If there is one thing going in his favor, it’s that he seems to have avoided the trap of being pigeonholed. He is making a virtue of not forcing people to choose between progressive and moderate, between wanting to attack the global threat of climate change and wanting to preserve a strong national defense. And yet at some point, people will have to make choices. And so will the candidate: Buttigieg currently has not alienated Democratic voters by publishing a policy page on his website—a fact several voters at his events in New Hampshire pointed out to me.
In his appeal to New Hampshire voters, almost uniformly white, Buttigieg talked about running the kind of campaign that would unite the country. “Where is it written that a so-called red state, red county, has to be red forever?” Buttigieg asked his audience at the bookstore in Concord. “They didn’t start out Republican, they don’t have to be Republican in the future.”
I’ve talked to Buttigieg about the challenge of being an ambitious Democrat in a red state.

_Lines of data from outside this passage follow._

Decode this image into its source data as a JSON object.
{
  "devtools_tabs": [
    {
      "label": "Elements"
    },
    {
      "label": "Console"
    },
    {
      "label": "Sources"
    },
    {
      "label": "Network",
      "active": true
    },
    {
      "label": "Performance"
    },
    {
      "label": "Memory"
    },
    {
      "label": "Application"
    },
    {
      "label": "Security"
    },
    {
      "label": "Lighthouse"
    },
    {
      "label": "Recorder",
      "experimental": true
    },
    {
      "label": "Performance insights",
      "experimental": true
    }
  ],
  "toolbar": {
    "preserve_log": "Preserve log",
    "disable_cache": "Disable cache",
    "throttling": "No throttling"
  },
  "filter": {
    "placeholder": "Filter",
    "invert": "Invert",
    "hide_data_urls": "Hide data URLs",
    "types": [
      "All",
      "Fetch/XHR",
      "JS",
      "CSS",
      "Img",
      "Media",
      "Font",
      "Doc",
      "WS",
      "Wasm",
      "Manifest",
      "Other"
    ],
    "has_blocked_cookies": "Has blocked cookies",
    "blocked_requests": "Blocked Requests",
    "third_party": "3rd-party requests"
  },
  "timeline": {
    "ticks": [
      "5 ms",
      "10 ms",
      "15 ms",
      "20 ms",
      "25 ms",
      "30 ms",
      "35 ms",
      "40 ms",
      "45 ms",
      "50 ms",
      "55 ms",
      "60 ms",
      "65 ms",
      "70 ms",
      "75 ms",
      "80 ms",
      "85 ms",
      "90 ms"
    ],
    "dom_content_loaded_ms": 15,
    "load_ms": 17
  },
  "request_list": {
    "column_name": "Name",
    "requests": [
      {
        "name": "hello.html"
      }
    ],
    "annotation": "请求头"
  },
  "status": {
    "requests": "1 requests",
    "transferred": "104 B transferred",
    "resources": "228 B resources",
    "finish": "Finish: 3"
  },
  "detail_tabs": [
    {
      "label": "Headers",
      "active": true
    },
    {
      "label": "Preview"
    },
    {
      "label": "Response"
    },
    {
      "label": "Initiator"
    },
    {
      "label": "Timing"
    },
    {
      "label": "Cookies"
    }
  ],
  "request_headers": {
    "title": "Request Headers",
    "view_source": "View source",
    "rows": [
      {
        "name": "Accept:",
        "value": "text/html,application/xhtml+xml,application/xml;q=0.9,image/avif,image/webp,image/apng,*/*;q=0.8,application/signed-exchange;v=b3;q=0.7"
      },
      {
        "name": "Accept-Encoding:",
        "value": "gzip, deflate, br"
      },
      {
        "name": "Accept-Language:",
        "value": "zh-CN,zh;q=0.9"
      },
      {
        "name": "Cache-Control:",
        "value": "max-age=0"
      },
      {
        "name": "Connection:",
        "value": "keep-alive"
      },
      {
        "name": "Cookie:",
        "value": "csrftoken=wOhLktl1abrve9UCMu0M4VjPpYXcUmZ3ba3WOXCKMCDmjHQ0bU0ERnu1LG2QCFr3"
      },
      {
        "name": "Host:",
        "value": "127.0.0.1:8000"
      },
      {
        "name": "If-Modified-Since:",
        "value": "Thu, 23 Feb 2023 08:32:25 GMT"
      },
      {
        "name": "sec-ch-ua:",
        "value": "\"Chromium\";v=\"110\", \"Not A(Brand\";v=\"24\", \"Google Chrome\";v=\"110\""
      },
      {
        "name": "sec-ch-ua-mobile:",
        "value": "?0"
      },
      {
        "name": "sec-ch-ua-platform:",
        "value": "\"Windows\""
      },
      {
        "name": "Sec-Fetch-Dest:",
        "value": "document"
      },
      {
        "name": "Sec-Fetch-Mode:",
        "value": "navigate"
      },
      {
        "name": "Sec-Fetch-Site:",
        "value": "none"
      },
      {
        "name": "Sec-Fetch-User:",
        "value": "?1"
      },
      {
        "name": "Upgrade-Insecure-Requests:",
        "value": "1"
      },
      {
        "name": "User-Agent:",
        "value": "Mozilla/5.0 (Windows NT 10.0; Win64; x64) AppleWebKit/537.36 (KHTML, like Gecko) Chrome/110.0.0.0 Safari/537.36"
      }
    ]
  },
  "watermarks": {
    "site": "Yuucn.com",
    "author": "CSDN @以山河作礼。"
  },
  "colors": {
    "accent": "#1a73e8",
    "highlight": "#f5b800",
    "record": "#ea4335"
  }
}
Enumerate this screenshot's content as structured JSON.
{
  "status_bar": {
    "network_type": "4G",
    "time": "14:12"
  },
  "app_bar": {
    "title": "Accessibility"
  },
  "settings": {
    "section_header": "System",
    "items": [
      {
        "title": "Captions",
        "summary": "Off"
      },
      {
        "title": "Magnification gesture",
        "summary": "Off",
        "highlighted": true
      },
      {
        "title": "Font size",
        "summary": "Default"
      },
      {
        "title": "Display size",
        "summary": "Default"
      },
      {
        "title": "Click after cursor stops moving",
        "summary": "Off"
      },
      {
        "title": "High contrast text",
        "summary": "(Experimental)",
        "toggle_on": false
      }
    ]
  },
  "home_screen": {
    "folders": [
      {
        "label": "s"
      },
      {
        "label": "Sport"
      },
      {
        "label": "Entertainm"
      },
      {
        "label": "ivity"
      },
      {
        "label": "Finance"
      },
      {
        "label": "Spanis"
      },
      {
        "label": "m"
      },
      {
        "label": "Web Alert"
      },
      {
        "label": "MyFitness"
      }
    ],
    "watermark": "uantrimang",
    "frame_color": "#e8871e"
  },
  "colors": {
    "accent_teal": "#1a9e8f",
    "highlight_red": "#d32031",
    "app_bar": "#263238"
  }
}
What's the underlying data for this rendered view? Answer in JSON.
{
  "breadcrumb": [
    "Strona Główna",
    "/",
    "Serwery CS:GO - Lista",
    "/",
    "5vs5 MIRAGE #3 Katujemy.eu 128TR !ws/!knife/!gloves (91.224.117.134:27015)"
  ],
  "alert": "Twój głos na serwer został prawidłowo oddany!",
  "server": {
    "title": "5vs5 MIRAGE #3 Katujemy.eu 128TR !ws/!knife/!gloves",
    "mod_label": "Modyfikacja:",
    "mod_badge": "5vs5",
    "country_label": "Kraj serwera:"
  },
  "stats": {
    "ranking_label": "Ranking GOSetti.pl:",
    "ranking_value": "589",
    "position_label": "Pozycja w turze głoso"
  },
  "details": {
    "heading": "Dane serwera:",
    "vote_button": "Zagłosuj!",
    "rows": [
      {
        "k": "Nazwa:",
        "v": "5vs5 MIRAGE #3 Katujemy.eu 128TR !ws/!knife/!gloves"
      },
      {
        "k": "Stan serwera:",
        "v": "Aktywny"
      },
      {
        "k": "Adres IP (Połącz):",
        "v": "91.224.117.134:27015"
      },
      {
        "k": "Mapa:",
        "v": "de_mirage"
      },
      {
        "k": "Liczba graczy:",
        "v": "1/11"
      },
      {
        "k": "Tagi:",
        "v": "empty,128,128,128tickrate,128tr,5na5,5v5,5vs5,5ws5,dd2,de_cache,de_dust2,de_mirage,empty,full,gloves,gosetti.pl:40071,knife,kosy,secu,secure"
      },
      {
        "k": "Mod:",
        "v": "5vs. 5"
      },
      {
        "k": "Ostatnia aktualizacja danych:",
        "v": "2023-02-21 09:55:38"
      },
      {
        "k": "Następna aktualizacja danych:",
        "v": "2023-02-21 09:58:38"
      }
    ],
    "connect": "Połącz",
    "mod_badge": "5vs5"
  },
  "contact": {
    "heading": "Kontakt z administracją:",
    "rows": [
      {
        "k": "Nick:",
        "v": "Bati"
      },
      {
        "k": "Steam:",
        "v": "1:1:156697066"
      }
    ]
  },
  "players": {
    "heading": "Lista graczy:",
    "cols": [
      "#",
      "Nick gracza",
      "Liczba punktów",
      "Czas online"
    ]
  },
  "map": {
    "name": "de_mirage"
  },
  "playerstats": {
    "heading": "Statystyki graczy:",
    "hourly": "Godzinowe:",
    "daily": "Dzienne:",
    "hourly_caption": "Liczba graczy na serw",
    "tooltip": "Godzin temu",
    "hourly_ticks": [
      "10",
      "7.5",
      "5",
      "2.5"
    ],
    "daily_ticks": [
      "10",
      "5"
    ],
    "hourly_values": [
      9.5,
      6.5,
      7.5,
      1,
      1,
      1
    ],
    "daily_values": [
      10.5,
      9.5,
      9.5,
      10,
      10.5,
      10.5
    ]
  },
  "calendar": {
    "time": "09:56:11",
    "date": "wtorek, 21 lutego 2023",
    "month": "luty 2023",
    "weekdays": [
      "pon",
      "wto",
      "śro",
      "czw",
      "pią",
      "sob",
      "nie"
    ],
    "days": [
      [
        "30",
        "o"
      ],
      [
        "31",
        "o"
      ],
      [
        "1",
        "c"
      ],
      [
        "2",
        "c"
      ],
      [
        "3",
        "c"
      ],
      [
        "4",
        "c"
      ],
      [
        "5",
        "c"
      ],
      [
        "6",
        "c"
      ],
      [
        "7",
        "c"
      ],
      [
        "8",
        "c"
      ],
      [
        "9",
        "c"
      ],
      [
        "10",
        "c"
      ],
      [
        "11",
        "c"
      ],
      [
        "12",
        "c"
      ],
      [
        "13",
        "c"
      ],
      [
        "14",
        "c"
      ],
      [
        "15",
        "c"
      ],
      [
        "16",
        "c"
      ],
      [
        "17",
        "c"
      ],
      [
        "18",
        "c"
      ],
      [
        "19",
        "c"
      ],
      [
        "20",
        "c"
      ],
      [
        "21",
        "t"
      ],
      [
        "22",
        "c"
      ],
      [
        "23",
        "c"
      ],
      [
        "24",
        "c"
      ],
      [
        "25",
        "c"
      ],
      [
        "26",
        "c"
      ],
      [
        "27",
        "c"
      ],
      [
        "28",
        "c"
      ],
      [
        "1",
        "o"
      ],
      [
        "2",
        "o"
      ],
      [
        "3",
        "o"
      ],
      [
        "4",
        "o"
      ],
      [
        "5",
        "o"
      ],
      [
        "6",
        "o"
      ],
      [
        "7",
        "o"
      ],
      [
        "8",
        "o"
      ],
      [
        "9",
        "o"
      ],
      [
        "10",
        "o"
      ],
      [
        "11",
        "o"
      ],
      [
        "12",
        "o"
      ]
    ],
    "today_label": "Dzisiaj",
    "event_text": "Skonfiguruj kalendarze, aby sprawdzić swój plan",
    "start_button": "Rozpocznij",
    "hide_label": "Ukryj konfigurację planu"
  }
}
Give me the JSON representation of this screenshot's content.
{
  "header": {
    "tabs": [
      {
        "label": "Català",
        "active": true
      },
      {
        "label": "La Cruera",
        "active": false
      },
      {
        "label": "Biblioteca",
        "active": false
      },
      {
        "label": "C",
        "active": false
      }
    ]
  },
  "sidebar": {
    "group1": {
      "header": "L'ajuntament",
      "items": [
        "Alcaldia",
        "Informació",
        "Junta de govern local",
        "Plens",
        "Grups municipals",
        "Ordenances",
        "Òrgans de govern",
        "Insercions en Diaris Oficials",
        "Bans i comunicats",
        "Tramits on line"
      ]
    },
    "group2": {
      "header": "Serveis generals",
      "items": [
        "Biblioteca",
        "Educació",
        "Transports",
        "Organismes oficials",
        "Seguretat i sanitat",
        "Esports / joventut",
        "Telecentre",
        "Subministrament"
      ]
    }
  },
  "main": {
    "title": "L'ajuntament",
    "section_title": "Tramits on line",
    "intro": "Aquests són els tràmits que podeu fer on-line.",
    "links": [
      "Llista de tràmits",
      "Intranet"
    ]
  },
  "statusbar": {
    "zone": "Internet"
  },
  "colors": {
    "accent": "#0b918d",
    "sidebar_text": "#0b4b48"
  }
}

I was shadowing him last fall in South Bend before the midterms, when we went for a run along the St. Joseph river, took a driving tour of the city and had beers at Fiddler’s Hearth, the downtown bar where he and Chasten had their first date back in September 2015. “I get the wisdom that says that if you do what you have to do to win Democratic primaries, it makes it more difficult to be a statewide candidate in a conservative state,” he told me then. “But I just think from year to year, things change so quickly. That you don’t want to overthink it. I also don’t think you should ever run for an office you don’t seek to win.” It was clear to me then that he was mulling the pros and cons of a presidential run given that his opportunities in his home state were so limited. After he spoke in New Hampshire, I asked him again during a press gaggle how he thought he could win in red counties and red states, especially given that he told me last year he had no path to win statewide in Indiana.